Extract the text of each entry below exactly, leaving every image behind.
= = = = = = =
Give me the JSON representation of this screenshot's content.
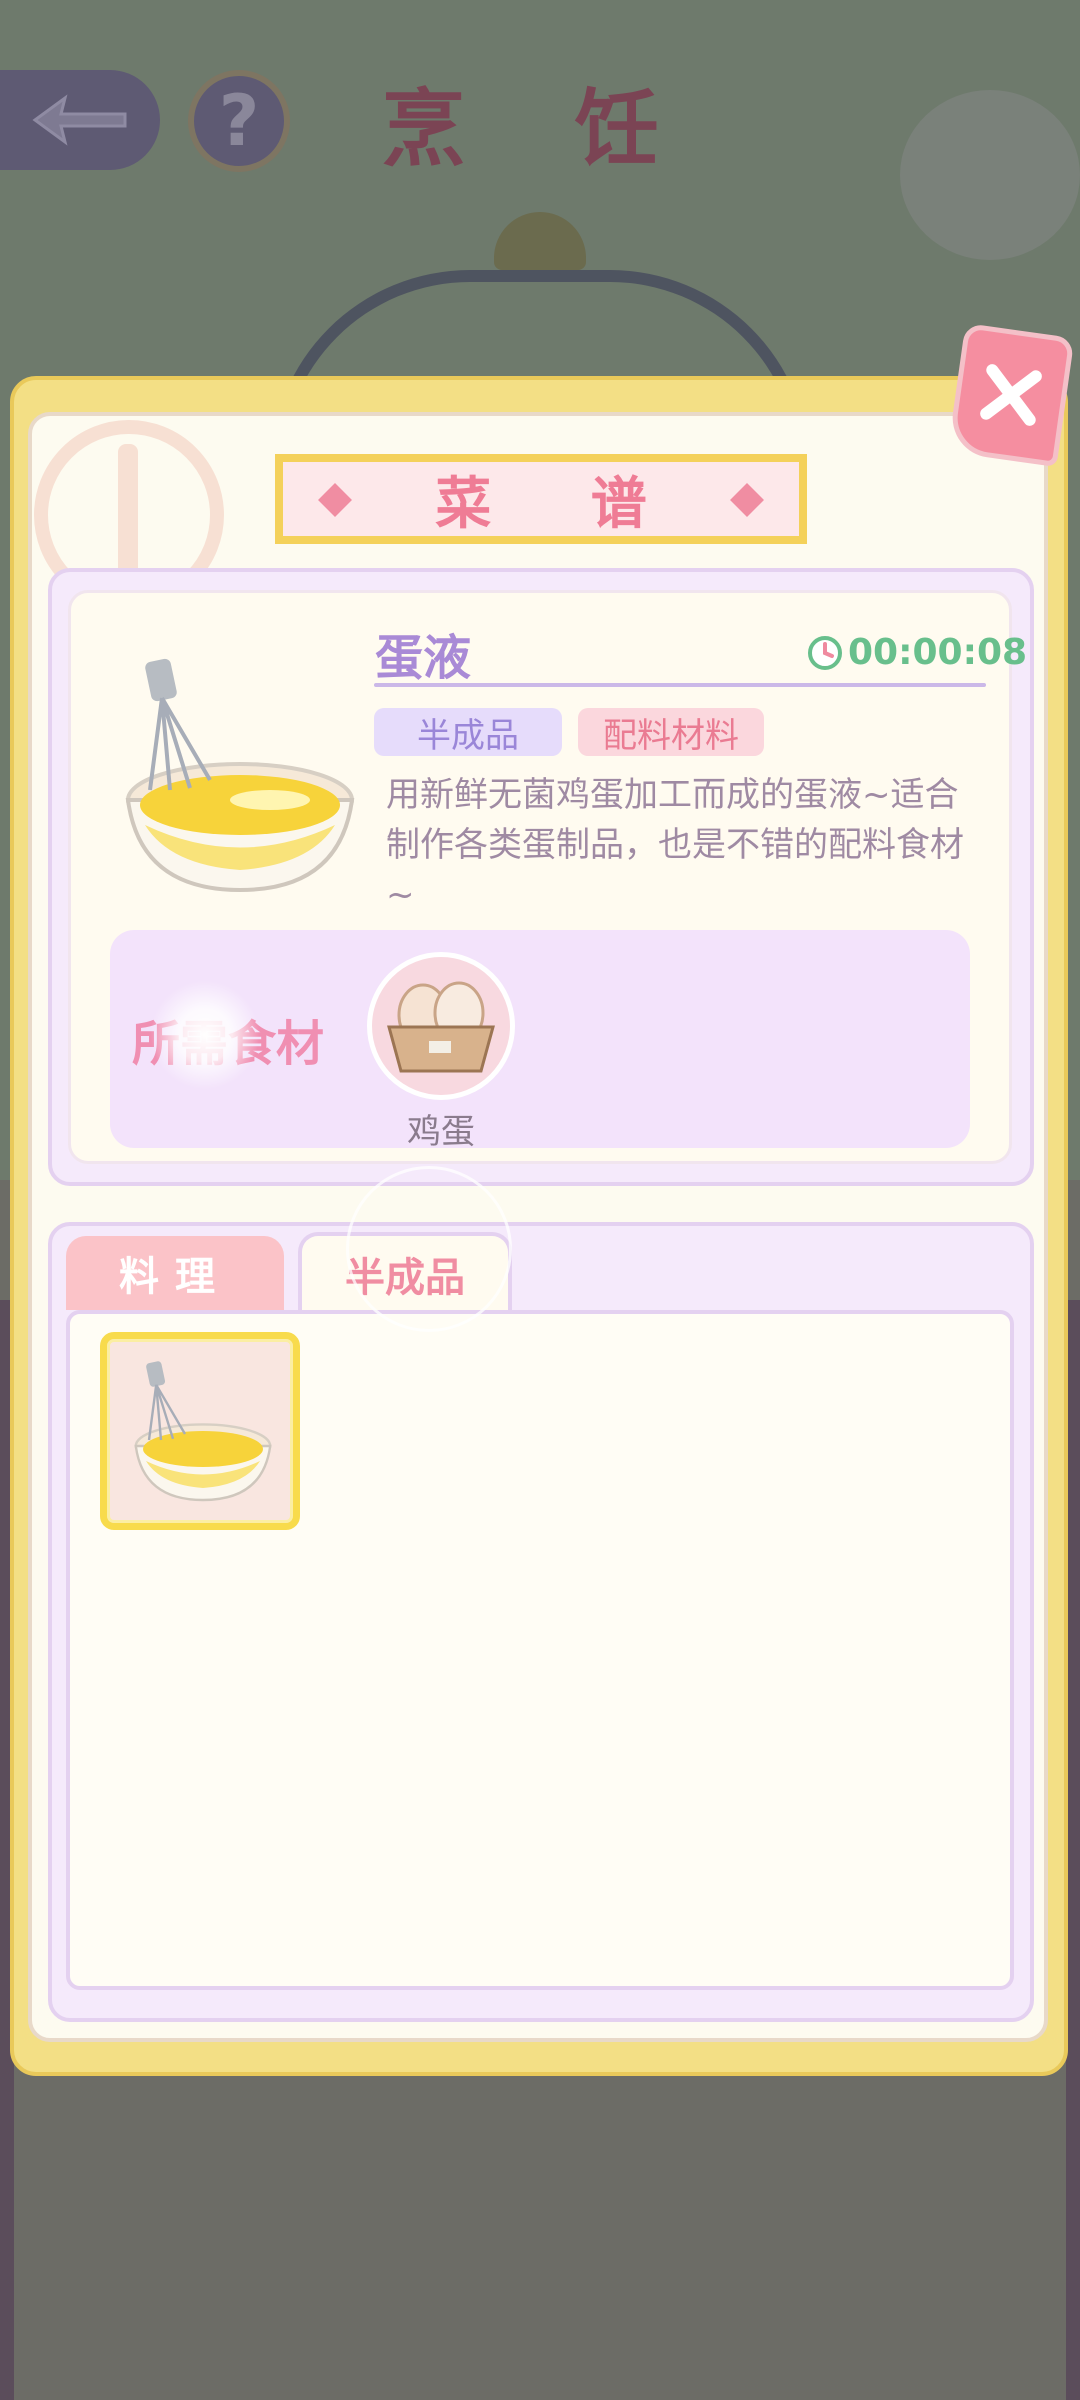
{
  "header": {
    "title": "烹 饪"
  },
  "dialog": {
    "title": "菜 谱"
  },
  "detail": {
    "name": "蛋液",
    "time": "00:00:08",
    "tags": [
      "半成品",
      "配料材料"
    ],
    "description": "用新鲜无菌鸡蛋加工而成的蛋液~适合制作各类蛋制品，也是不错的配料食材~",
    "ingredients_title": "所需食材",
    "ingredients": [
      {
        "name": "鸡蛋",
        "icon": "eggs-carton-icon"
      }
    ]
  },
  "tabs": [
    {
      "label": "料理",
      "active": false
    },
    {
      "label": "半成品",
      "active": true
    }
  ],
  "list_items": [
    {
      "icon": "egg-liquid-bowl-icon",
      "selected": true
    }
  ],
  "colors": {
    "dialog_border": "#f3df85",
    "accent_pink": "#f08da2",
    "accent_purple": "#a98ad6",
    "timer_green": "#68bf8c"
  }
}
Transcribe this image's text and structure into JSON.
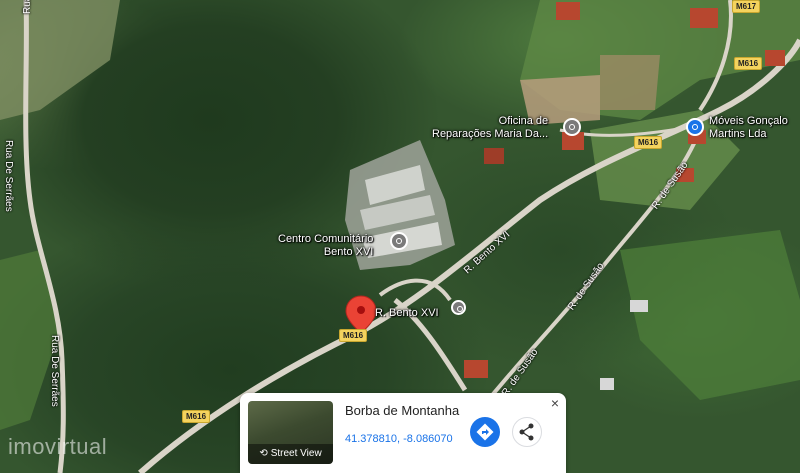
{
  "map": {
    "pois": {
      "oficina": "Oficina de\nReparações Maria Da...",
      "moveis": "Móveis Gonçalo\nMartins Lda",
      "centro": "Centro Comunitário\nBento XVI",
      "pin_label": "R. Bento XVI"
    },
    "roads": {
      "rua_serraes_1": "Rua De Serrães",
      "rua_serraes_2": "Rua De Serrães",
      "bento_xvi": "R. Bento XVI",
      "susao_1": "R. de Susão",
      "susao_2": "R. de Susão",
      "susao_3": "R. de Susão",
      "rua_top": "Rua"
    },
    "shields": {
      "m616_a": "M616",
      "m616_b": "M616",
      "m616_c": "M616",
      "m616_d": "M616",
      "m617": "M617"
    },
    "watermark": "imovirtual",
    "colors": {
      "pin": "#ea4335",
      "action": "#1a73e8",
      "shield": "#f4d35e"
    }
  },
  "card": {
    "title": "Borba de Montanha",
    "coords": "41.378810, -8.086070",
    "street_view": "Street View",
    "close": "×"
  }
}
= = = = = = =
Your solution
Give me the JSON representation of this screenshot's content.
{
  "header": {
    "title": "烹 饪"
  },
  "dialog": {
    "title": "菜 谱"
  },
  "detail": {
    "name": "蛋液",
    "time": "00:00:08",
    "tags": [
      "半成品",
      "配料材料"
    ],
    "description": "用新鲜无菌鸡蛋加工而成的蛋液~适合制作各类蛋制品，也是不错的配料食材~",
    "ingredients_title": "所需食材",
    "ingredients": [
      {
        "name": "鸡蛋",
        "icon": "eggs-carton-icon"
      }
    ]
  },
  "tabs": [
    {
      "label": "料理",
      "active": false
    },
    {
      "label": "半成品",
      "active": true
    }
  ],
  "list_items": [
    {
      "icon": "egg-liquid-bowl-icon",
      "selected": true
    }
  ],
  "colors": {
    "dialog_border": "#f3df85",
    "accent_pink": "#f08da2",
    "accent_purple": "#a98ad6",
    "timer_green": "#68bf8c"
  }
}
Transcribe this image's text and structure into JSON.
{
  "map": {
    "pois": {
      "oficina": "Oficina de\nReparações Maria Da...",
      "moveis": "Móveis Gonçalo\nMartins Lda",
      "centro": "Centro Comunitário\nBento XVI",
      "pin_label": "R. Bento XVI"
    },
    "roads": {
      "rua_serraes_1": "Rua De Serrães",
      "rua_serraes_2": "Rua De Serrães",
      "bento_xvi": "R. Bento XVI",
      "susao_1": "R. de Susão",
      "susao_2": "R. de Susão",
      "susao_3": "R. de Susão",
      "rua_top": "Rua"
    },
    "shields": {
      "m616_a": "M616",
      "m616_b": "M616",
      "m616_c": "M616",
      "m616_d": "M616",
      "m617": "M617"
    },
    "watermark": "imovirtual",
    "colors": {
      "pin": "#ea4335",
      "action": "#1a73e8",
      "shield": "#f4d35e"
    }
  },
  "card": {
    "title": "Borba de Montanha",
    "coords": "41.378810, -8.086070",
    "street_view": "Street View",
    "close": "×"
  }
}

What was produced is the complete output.